Task instructions: Set down the complete data exactly as it appears below.

[Entries from a dataset of interfaces]
---------------

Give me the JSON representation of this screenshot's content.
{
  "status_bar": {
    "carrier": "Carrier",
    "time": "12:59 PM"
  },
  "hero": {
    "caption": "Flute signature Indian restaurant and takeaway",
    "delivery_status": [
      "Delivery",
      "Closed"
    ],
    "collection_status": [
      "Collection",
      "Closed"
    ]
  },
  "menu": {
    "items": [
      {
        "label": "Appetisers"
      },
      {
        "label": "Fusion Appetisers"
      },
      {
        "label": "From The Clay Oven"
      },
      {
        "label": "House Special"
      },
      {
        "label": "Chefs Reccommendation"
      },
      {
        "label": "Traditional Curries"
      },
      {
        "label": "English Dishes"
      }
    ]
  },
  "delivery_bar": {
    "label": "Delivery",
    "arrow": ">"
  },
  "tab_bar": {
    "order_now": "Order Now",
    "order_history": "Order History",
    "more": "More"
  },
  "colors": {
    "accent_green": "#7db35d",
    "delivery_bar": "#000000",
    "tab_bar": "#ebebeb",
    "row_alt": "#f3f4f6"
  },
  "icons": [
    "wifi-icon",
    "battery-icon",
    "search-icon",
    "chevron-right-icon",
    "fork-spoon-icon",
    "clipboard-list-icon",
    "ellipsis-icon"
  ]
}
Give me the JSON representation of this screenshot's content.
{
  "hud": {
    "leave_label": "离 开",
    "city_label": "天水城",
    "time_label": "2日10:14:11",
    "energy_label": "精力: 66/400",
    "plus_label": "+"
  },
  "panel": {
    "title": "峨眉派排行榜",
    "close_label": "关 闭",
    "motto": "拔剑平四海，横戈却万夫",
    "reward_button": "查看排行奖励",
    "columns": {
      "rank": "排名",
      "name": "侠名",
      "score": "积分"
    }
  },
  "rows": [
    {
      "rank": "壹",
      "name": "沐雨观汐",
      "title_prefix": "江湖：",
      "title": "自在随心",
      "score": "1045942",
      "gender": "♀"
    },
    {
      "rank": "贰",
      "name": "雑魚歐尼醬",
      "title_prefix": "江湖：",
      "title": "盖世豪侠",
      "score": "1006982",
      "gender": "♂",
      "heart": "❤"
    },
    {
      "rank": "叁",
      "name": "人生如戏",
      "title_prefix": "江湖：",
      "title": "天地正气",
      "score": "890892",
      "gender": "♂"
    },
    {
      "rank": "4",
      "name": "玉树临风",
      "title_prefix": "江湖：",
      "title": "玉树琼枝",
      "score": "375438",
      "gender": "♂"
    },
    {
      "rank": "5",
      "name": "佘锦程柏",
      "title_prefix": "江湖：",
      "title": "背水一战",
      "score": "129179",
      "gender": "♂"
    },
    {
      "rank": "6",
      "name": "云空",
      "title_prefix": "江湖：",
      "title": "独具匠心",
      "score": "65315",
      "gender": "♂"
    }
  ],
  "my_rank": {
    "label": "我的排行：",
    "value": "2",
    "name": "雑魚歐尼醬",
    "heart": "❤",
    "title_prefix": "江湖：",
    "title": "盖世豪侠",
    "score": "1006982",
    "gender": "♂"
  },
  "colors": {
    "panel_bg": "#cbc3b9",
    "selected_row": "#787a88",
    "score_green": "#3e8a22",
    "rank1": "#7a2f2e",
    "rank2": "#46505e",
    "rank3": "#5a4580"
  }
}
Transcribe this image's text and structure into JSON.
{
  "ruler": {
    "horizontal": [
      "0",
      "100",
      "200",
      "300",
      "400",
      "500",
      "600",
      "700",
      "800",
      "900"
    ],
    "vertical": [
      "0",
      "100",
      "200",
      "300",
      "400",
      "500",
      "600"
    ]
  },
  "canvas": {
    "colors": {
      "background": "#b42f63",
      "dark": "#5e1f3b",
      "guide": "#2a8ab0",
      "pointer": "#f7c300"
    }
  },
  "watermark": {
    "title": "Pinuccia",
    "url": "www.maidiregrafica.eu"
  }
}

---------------

Completed exercise:
Give me the JSON representation of this screenshot's content.
{
  "status_bar": {
    "carrier": "Carrier",
    "time": "12:59 PM"
  },
  "hero": {
    "caption": "Flute signature Indian restaurant and takeaway",
    "delivery_status": [
      "Delivery",
      "Closed"
    ],
    "collection_status": [
      "Collection",
      "Closed"
    ]
  },
  "menu": {
    "items": [
      {
        "label": "Appetisers"
      },
      {
        "label": "Fusion Appetisers"
      },
      {
        "label": "From The Clay Oven"
      },
      {
        "label": "House Special"
      },
      {
        "label": "Chefs Reccommendation"
      },
      {
        "label": "Traditional Curries"
      },
      {
        "label": "English Dishes"
      }
    ]
  },
  "delivery_bar": {
    "label": "Delivery",
    "arrow": ">"
  },
  "tab_bar": {
    "order_now": "Order Now",
    "order_history": "Order History",
    "more": "More"
  },
  "colors": {
    "accent_green": "#7db35d",
    "delivery_bar": "#000000",
    "tab_bar": "#ebebeb",
    "row_alt": "#f3f4f6"
  },
  "icons": [
    "wifi-icon",
    "battery-icon",
    "search-icon",
    "chevron-right-icon",
    "fork-spoon-icon",
    "clipboard-list-icon",
    "ellipsis-icon"
  ]
}
Give me the JSON representation of this screenshot's content.
{
  "hud": {
    "leave_label": "离 开",
    "city_label": "天水城",
    "time_label": "2日10:14:11",
    "energy_label": "精力: 66/400",
    "plus_label": "+"
  },
  "panel": {
    "title": "峨眉派排行榜",
    "close_label": "关 闭",
    "motto": "拔剑平四海，横戈却万夫",
    "reward_button": "查看排行奖励",
    "columns": {
      "rank": "排名",
      "name": "侠名",
      "score": "积分"
    }
  },
  "rows": [
    {
      "rank": "壹",
      "name": "沐雨观汐",
      "title_prefix": "江湖：",
      "title": "自在随心",
      "score": "1045942",
      "gender": "♀"
    },
    {
      "rank": "贰",
      "name": "雑魚歐尼醬",
      "title_prefix": "江湖：",
      "title": "盖世豪侠",
      "score": "1006982",
      "gender": "♂",
      "heart": "❤"
    },
    {
      "rank": "叁",
      "name": "人生如戏",
      "title_prefix": "江湖：",
      "title": "天地正气",
      "score": "890892",
      "gender": "♂"
    },
    {
      "rank": "4",
      "name": "玉树临风",
      "title_prefix": "江湖：",
      "title": "玉树琼枝",
      "score": "375438",
      "gender": "♂"
    },
    {
      "rank": "5",
      "name": "佘锦程柏",
      "title_prefix": "江湖：",
      "title": "背水一战",
      "score": "129179",
      "gender": "♂"
    },
    {
      "rank": "6",
      "name": "云空",
      "title_prefix": "江湖：",
      "title": "独具匠心",
      "score": "65315",
      "gender": "♂"
    }
  ],
  "my_rank": {
    "label": "我的排行：",
    "value": "2",
    "name": "雑魚歐尼醬",
    "heart": "❤",
    "title_prefix": "江湖：",
    "title": "盖世豪侠",
    "score": "1006982",
    "gender": "♂"
  },
  "colors": {
    "panel_bg": "#cbc3b9",
    "selected_row": "#787a88",
    "score_green": "#3e8a22",
    "rank1": "#7a2f2e",
    "rank2": "#46505e",
    "rank3": "#5a4580"
  }
}
Transcribe this image's text and structure into JSON.
{
  "ruler": {
    "horizontal": [
      "0",
      "100",
      "200",
      "300",
      "400",
      "500",
      "600",
      "700",
      "800",
      "900"
    ],
    "vertical": [
      "0",
      "100",
      "200",
      "300",
      "400",
      "500",
      "600"
    ]
  },
  "canvas": {
    "colors": {
      "background": "#b42f63",
      "dark": "#5e1f3b",
      "guide": "#2a8ab0",
      "pointer": "#f7c300"
    }
  },
  "watermark": {
    "title": "Pinuccia",
    "url": "www.maidiregrafica.eu"
  }
}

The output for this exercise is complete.